A: You may file a Form I-129F and apply for a fiancé (e) (K) visa.  As long as all other immigration requirements are met, a same-sex engagement may allow your fiancé to enter the United States for the purpose of marriage.

Q: Can same sex couples now apply for visas in the same classification?

A: Yes. Starting immediately, same-sex spouses and their children are equally eligible for NIV derivative visas.  Same-sex spouses and their children (stepchildren of the primary applicant when the marriage takes place before the child turns 18) can qualify as derivatives where the law permits issuance of the visa to a spouse or stepchild.  In cases where additional documentation has always been required of a spouse applying with a principal applicant, such documentation will also be required in the case of a same-sex spouse (see below).

Q: Are there nonimmigrant visa classifications which will require approval of certain documentation before an interview can take place?

A: Yes. Same-sex spouses and stepchildren (F-2 and M-2) of student (F-1 and M-1) visa applicants will need to obtain an I-20A prior to application.  Spouses (J-2s) of exchange visitors (J-1) visa holders will need an approved DS-2019.  Finally, same-sex spouses of victims of criminal activity (U-2s) and human trafficking victims (T-2s) will require completed Supplement A to Form I-918 or I-914, respectively, before an officer approves any derivative cases.  This additional documentation is also required for opposite gender spouses.

Immigrant Visas

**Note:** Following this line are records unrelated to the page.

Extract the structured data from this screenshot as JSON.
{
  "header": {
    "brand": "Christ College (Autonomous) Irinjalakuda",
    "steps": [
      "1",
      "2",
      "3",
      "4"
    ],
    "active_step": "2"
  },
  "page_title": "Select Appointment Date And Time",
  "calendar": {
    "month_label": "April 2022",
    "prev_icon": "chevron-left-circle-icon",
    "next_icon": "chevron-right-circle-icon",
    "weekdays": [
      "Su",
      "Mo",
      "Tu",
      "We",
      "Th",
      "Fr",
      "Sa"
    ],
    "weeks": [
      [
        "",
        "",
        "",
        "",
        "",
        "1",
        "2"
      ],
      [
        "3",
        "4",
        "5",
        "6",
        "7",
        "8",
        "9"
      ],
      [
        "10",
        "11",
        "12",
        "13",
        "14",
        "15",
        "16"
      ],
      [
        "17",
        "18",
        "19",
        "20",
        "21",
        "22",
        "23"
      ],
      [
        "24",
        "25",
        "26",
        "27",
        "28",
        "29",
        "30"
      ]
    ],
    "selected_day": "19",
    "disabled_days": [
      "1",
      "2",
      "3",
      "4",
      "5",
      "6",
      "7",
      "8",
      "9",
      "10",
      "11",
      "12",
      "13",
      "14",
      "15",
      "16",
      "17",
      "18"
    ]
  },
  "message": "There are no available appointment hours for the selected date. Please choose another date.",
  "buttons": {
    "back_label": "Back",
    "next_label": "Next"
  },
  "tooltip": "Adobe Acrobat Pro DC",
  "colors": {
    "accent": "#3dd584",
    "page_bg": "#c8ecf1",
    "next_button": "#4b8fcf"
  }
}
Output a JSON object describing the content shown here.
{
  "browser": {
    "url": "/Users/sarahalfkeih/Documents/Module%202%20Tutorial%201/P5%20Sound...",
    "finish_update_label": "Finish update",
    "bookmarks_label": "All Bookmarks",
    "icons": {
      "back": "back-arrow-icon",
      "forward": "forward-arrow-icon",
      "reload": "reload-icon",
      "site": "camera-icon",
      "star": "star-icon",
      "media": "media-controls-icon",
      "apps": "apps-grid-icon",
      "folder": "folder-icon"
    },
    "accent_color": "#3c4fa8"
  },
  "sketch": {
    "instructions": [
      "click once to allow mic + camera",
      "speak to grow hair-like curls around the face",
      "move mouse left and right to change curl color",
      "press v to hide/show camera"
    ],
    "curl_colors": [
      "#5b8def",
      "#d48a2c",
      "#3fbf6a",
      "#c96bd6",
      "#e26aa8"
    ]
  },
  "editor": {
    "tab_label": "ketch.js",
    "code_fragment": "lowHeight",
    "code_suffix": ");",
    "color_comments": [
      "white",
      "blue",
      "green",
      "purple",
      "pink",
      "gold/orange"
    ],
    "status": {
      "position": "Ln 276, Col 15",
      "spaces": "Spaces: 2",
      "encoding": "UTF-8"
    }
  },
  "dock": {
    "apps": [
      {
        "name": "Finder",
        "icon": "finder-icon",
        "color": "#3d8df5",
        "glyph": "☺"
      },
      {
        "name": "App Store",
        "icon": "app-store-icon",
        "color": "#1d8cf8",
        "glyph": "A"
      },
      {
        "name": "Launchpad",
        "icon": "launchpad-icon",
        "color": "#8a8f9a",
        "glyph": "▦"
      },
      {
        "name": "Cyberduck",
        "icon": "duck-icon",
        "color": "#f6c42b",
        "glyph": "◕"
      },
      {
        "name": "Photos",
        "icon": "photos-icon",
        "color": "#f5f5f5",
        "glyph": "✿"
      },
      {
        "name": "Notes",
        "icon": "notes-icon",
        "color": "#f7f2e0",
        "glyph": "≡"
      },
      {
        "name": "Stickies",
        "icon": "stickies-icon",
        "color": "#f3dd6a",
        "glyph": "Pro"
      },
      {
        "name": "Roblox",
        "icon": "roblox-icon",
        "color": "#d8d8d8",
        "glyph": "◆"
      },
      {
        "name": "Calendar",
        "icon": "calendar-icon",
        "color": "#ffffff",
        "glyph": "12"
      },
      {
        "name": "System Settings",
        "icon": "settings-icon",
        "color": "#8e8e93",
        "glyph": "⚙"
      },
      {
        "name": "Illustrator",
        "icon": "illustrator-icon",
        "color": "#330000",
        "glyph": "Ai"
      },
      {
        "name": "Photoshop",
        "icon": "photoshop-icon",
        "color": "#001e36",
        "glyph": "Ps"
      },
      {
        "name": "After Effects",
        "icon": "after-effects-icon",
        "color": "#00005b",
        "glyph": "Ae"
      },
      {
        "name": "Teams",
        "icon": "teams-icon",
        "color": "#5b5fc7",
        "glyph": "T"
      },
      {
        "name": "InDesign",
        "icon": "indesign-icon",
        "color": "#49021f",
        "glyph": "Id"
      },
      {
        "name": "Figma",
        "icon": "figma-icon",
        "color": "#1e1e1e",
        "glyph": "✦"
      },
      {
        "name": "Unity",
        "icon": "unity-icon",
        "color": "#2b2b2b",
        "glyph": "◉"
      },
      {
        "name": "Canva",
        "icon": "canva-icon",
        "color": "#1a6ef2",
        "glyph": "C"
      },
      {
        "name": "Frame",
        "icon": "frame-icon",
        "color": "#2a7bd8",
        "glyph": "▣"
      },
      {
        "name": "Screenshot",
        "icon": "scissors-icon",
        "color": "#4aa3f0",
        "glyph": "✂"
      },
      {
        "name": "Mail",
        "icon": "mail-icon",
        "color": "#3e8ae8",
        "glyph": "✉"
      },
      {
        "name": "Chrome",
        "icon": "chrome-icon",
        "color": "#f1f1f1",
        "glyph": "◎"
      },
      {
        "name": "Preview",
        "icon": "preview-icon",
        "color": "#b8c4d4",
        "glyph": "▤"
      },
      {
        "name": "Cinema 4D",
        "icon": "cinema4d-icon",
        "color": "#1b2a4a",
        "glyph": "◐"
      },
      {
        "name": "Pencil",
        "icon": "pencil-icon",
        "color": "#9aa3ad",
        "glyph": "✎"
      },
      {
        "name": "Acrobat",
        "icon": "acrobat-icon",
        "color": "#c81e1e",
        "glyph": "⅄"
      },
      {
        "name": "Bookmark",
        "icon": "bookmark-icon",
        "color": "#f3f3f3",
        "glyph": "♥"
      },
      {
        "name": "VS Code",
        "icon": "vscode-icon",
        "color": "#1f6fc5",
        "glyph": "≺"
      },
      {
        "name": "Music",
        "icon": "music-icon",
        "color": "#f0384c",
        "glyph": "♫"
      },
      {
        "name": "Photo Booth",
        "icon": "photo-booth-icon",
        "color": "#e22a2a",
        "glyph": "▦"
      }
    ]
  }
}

Q: My foreign national spouse has children. Can they also be included with my spouse’s case?

A: Yes, the children of foreign national spouses can be considered “step-children” of the U.S. citizens and can therefore benefit from a petition filed on their behalf in the IR2 category.    In other categories, stepchildren acquired through same sex marriage can qualify as beneficiaries (F2A) or for derivative status (F3, F4, E1-E4, or DV).  You and your spouse must have married before the child turned 18.

FAQs retrieved 9/8/2013 from:  http://travel.state.gov/visa/frvi/frvi_6036.html#